I know this band gets constantly compared to Hole. In fact, I compared them to Hole on my first review of their debut album, Feels Like. Thing is, it’s apt. Despite the fact Bully’s lead, Alicia Bognanno, claims to have no familiarity with Courtney Love’s music. Or at least that’s what I recall reading. Odd considering how this album, SUGAREGG, seems to adhere to that similar grunge aesthetic, but moves every so slightly toward the more pop-ish sound of Hole’s third effort, Celebrity Skin, and obvious Billy Corgan influence, over Cobain’s earlier “consulting” on their sophomore effort, Live Through This. But it also has a big dose of The Muffs brand of female-centric tough-guy pop punk.
Whatever we compare them to in the past, this album brings it all together in a really great package. It just has this classic indie rock sound to it. From the production to the incredibly hooky hooks to Bohnanno’s ability to go from cooing to shredding her voice in the span of a single sentence makes for a super-dynamic experience. It all sounds very familiar if you’ve listened to her debut album, but there’s a little more maturity here. More weariness, as will happen when you’ve hit your late twenties, versus your early twenties. From what I recall. She’s clearly been through some stuff — and it’s all over the record.
But rather than kill the vibe and make a slowed-down alt-country album or something, she’s just infused this one with a little bit of a bite in places and pullback in others. There are a few times I wish she’d pushed the accelerator a little more and not eased off the throttle (my car metaphors are not great, sorry) but I’m kind of a brutalist when it comes to music sometimes, I suppose. I do appreciate it’s not just all screaming and vocal cord nodules, I guess, but my brain is so excited to hear guitars and shouted choruses that sometimes I just get a little carried away. And, honestly, some of the more mid-tempo songs are lovely, but just don’t have that raw power that the first few tracks on the album have.
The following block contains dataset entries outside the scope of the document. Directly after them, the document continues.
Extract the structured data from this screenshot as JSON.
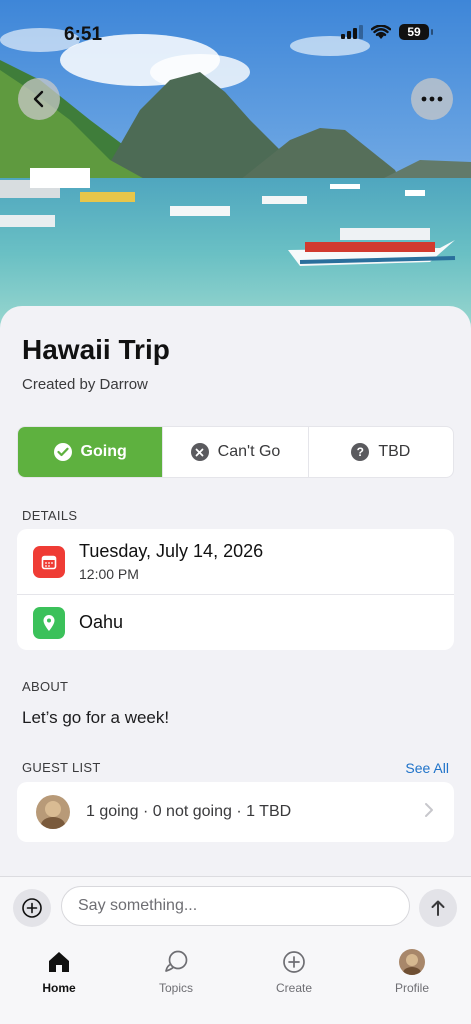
{
  "status_bar": {
    "time": "6:51",
    "battery": "59"
  },
  "header": {
    "back_icon": "chevron-left-icon",
    "more_icon": "ellipsis-icon"
  },
  "event": {
    "title": "Hawaii Trip",
    "created_by": "Created by Darrow"
  },
  "rsvp": {
    "going": "Going",
    "cant_go": "Can't Go",
    "tbd": "TBD",
    "selected": "going",
    "accent": "#5eb13f"
  },
  "details": {
    "label": "DETAILS",
    "date": "Tuesday, July 14, 2026",
    "time": "12:00 PM",
    "location": "Oahu"
  },
  "about": {
    "label": "ABOUT",
    "text": "Let’s go for a week!"
  },
  "guest_list": {
    "label": "GUEST LIST",
    "see_all": "See All",
    "summary": "1 going · 0 not going · 1 TBD"
  },
  "composer": {
    "placeholder": "Say something..."
  },
  "tabs": [
    {
      "label": "Home",
      "icon": "home-icon",
      "active": true
    },
    {
      "label": "Topics",
      "icon": "chat-bubbles-icon",
      "active": false
    },
    {
      "label": "Create",
      "icon": "plus-circle-icon",
      "active": false
    },
    {
      "label": "Profile",
      "icon": "avatar",
      "active": false
    }
  ]
}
Overall, it’s a really decent record and a nice entry into the modernized rock ‘n’ roll-of-the-90s canon.